"Now lady fair! now lady mine!
Away to bower with me!
For evermore my foe and thine
Needs must Sir Arthur be."
"Alas! that were to worse thy plight --
But be I doomed to die,
I wot me well my loyal knight
Will to the rescue fly.
So speed thee gone!" -- one long embrace --
With haste and heavy cheer
He hied him from that fatal place,
And from his lady dear.

Footnotes

1. Morgana, or Morgaine le fay, was half-sister to King Arthur. She was a powerful enchantress, scarcely inferior to the Lady of the Lake herself, but otherwise a lady of a very indifferent character, "born of fire and lasciviousness," as Merlin more correctly than courteously describes her.
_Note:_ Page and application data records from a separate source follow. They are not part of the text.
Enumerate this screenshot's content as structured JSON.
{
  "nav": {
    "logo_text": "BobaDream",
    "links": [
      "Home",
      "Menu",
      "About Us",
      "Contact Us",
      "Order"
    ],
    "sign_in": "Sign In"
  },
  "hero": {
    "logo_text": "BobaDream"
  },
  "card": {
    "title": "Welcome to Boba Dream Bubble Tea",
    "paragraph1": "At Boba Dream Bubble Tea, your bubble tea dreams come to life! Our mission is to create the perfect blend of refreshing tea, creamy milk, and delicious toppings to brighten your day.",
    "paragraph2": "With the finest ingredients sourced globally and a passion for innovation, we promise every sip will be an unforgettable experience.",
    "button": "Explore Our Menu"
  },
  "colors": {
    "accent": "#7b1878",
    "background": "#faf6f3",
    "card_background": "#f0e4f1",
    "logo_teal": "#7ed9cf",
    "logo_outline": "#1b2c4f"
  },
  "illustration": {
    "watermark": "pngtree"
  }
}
In the present instance, however, it must be stated in mitigation of her offence, that in laying a trap for the virtue of her sister-in-law, she was but repaying Queen Guinevere in kind. For we learn from the Table-Round Romances, that on a former occasion the Queen had maliciously conducted Arthur to Morgana's bower, at a critical conjuncture in a love-tryste, similar to that into which she here inveigles Launcelot and Guinevere.